Comte, along with Emile Durkheim, established sociology as an academic discipline of sociology, wanted to create a distinct new field with its own group of scientific facts. Comte wanted sociology to become the "queen science," one that was more important than the natural sciences that proceeded it.

Five Principles of Positivism

  • The logic of inquiry is identical across all branches of science.
  • The goal of inquiry is to explain, predict, and discover.
  • Research should be observed empirically with human senses.
  • Science is not the same as common sense.
  • Science should be judged by logic and remain free of values.

Three Cultural Stages of Society

Comte believed that society was passing through distinct stages and was then entering its third. These included:

Theological-military stage: During this period, society held strong beliefs in supernatural beings, slavery, and the military.

Metaphysical-judicial stage: During this time, there was a tremendous focus on political and legal structures that emerged as society became more focused on science.

Scientific-industrial society: Comte believed society was entering this stage, in which a positive philosophy of science was emerging as a result of advances in logical thinking and scientific inquiry.

Modern Theory on Positivism

Positivism has had relatively little influence on contemporary sociology, however, because the prevailing theory is that it encourages a misleading emphasis on superficial facts without any attention to underlying mechanisms that cannot be observed. Instead, sociologists understand that the study of culture is complex and requires many complex methods necessary for research.

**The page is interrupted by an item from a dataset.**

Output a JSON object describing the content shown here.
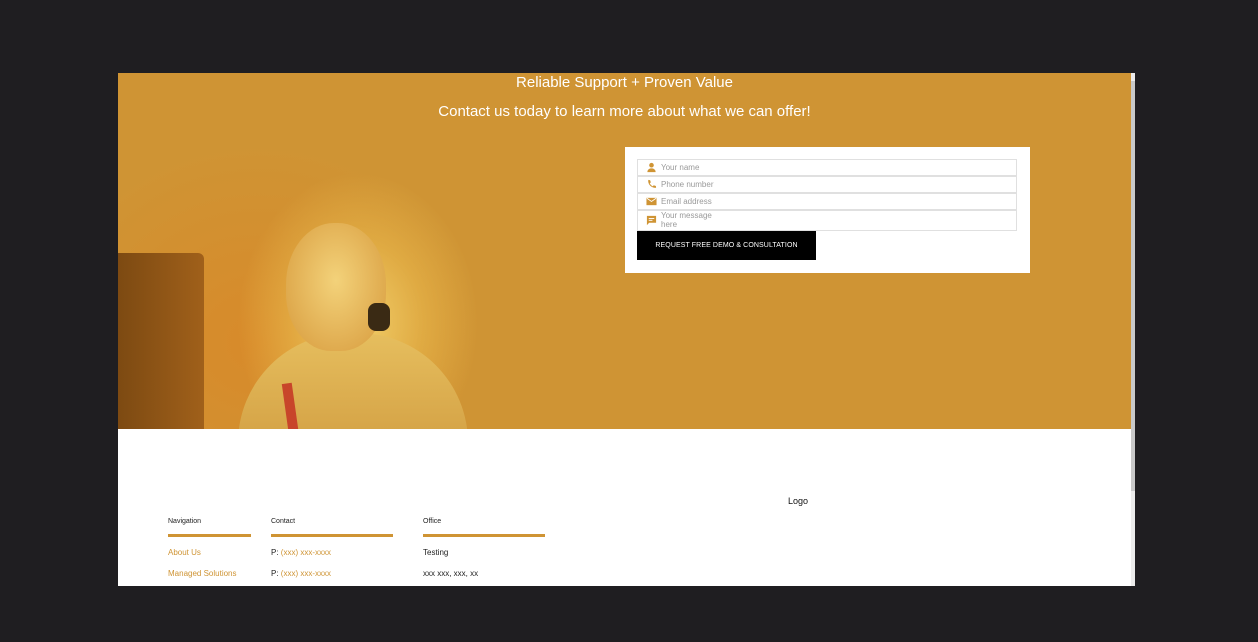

For example, by using fieldwork, a researcher immerses himself in another culture to learn about it. Modern sociologists don't embrace the version of one "true" vision of society as a goal for sociology like Comte did.